Called the Beaufort Collection, the furniture is made by local craftsmen and volunteers and constructed from recycled lumber and materials leftover from the organization’s trademark home sites. Habitat volunteers agreed to build all of the benches.
Once Habitat was on board, the advisory board then put out the call for local organizations that might want to sponsor a bench – particularly organizations who were in the Cultural District or along the city’s one-time, free shuttle line.
At the time, the idea was to place the painted benches along the shuttle’s pick-up points, providing opportunities for those waiting for the shuttle to learn more about Beaufort’s history and culture.
“It’s about connectivity,” said Hargrove, who explained the project not only connects the organizations with visitors but it also provides a physical connection as it takes visitors from site to site or to other places throughout the city.
The organizations that responded to the callfound and worked with local artists or volunteers to paint the benches. After waiting for permits and permissions, all six of the benches were installed around the city this past week.
And while the shuttle, a free service that was funded by local organizations and accommodation tax funds, is no longer running, organizations are looking for ways to fund it again in the future – perhaps through private sponsorshipsor donations, Carey said.
The advisory board is also in the process of planning for six more benches since the project, so far, has been a win-win for those involved.
“We are thrilled to see (our bench) installed,” said Janie Lackman, Marketing and Resource Development Director for LowCountry Habitat for Humanity.
In addition to building the benches, the organization also sponsored their own, now on display at Waterfront Park, on the marina side.

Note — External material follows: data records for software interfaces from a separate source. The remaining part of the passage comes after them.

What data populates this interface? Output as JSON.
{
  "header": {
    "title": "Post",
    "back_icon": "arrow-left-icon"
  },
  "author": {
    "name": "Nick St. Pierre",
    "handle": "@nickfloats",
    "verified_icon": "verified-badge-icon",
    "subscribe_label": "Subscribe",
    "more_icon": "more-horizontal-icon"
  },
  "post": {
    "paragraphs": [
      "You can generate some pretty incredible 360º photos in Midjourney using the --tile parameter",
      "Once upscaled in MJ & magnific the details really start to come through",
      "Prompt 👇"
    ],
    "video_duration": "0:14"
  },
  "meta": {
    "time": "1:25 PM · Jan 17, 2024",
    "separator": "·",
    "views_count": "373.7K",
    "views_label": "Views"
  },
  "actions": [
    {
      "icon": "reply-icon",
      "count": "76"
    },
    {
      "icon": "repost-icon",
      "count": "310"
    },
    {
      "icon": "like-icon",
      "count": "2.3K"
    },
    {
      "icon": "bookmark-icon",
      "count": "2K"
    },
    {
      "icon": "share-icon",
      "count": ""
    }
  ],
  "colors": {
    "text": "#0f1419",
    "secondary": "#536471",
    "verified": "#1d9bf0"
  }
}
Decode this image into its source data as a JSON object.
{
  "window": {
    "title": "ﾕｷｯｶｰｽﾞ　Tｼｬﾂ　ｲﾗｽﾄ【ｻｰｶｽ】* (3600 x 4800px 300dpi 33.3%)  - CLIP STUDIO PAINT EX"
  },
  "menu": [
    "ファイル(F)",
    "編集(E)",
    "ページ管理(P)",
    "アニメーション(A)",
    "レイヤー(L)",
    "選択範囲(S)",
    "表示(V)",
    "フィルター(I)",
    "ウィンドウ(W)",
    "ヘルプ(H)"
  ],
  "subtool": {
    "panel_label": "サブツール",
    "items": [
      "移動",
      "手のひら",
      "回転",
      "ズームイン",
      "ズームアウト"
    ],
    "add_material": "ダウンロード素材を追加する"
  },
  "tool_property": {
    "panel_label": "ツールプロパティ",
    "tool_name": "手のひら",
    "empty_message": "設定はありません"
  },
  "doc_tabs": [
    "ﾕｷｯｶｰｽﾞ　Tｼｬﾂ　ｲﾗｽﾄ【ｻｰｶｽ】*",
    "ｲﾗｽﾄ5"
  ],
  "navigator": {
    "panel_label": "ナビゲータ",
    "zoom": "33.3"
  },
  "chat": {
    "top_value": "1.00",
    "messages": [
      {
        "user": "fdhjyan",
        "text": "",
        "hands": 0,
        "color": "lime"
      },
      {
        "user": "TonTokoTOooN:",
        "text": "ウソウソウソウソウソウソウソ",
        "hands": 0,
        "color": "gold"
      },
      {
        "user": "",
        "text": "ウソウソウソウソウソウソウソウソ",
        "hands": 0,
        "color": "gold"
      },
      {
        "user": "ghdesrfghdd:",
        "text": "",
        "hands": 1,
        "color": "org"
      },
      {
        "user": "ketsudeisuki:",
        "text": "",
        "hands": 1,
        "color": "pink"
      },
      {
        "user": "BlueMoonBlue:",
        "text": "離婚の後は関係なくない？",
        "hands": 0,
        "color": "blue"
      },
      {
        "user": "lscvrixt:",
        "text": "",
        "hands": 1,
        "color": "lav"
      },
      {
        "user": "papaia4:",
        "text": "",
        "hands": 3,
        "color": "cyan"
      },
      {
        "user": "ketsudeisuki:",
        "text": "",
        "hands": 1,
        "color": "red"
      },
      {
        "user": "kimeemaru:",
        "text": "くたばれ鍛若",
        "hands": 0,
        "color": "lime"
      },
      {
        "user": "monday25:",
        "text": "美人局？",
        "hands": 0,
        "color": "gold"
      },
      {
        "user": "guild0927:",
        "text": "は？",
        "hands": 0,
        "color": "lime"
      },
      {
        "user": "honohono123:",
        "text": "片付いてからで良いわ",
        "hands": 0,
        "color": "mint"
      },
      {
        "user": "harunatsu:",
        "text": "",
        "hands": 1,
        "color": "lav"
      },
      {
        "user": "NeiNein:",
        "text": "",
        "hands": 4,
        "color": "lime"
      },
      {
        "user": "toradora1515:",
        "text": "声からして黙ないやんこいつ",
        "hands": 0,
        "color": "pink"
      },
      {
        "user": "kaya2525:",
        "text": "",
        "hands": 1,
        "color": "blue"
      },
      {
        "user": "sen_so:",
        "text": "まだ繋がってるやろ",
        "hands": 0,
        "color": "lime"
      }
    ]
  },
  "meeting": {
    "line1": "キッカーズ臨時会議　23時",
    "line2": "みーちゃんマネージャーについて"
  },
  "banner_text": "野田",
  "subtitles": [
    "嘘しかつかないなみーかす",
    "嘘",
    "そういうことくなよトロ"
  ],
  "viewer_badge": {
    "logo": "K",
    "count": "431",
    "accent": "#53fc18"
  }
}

Lackman said the project has helped tell their story and raise awareness of the organization’s mission. The bench features a Habitat-built home, a flower-filled front yard and the words “These are my plans for Saturday.”
“It kind of brought it all together from the volunteers aspect and that homes are at the center of everything we do,” Lackman said. “It’s a great outreach. We’re proud that it’s there.”
Hargrove said the board hopes the project will take off and, like Chicago’s bovine sensation, that people will come to Beaufort to see it and walk or ride from bench to bench.
In the meantime, both she and Carey hope visitors to the area will enjoy and interact with the benches and their stories.
Public art is something that continues to be important to cities that are looked at as places of cultural enrichment, they both agreed.
“I think most importantly it’s about access,” said Carey. “That art isn’t just something that’s pinned up in galleries or in somebody’s studio workshop. You’re putting it out there for it to be enjoyed by anybody, at any time, anyway they’d like to enjoy it.
IF YOU GO
Want to check out Beaufort’s painted benches? Here’s where you can find them and their sponsored organization:
Beaufort County Black Chamber of Commerce
711 Bladen Street
Painted by Yemassee artist Omar Patterson
Beaufort Digital Corridor
500 Carteret Street
Painted by Shelley Barratt, manager of the Beaufort Digital Corridor;
“Augmented reality” component by Dr. Brian Canada, BASEcamp resident, Dr. Canada’s and computer science students
Lowcountry Habitat for Humanity
Waterfront Park near the marina
Painted by Beaufort artist Linda Silk Sviland
706 Craven Street
Painted by Beaufort artist Ginger Noah Wareham
Santa Elena History Museum
1501 Bay Street
USCB Center for the Arts
801 Carteret Street
Designed/ painted by USC Beaufort master builder Greg Rawls, artists Mary Ann Ford and John Rodriguez
CANVASS OF THE PEOPLE
As part of its long range planning process, the South Carolina Arts Commission will hold a public forum from 6-7:30 p.m. Jan. 23 at USC Beaufort’s Center for the Arts, 805 Carteret Street.
“Canvass of the People” seeks to collect public input on the strengths, challenges and opportunities for the arts in communities and across the state.
Formore information, or for those who cannot attend the event, an online survey is available at www.southcarolinaarts.com.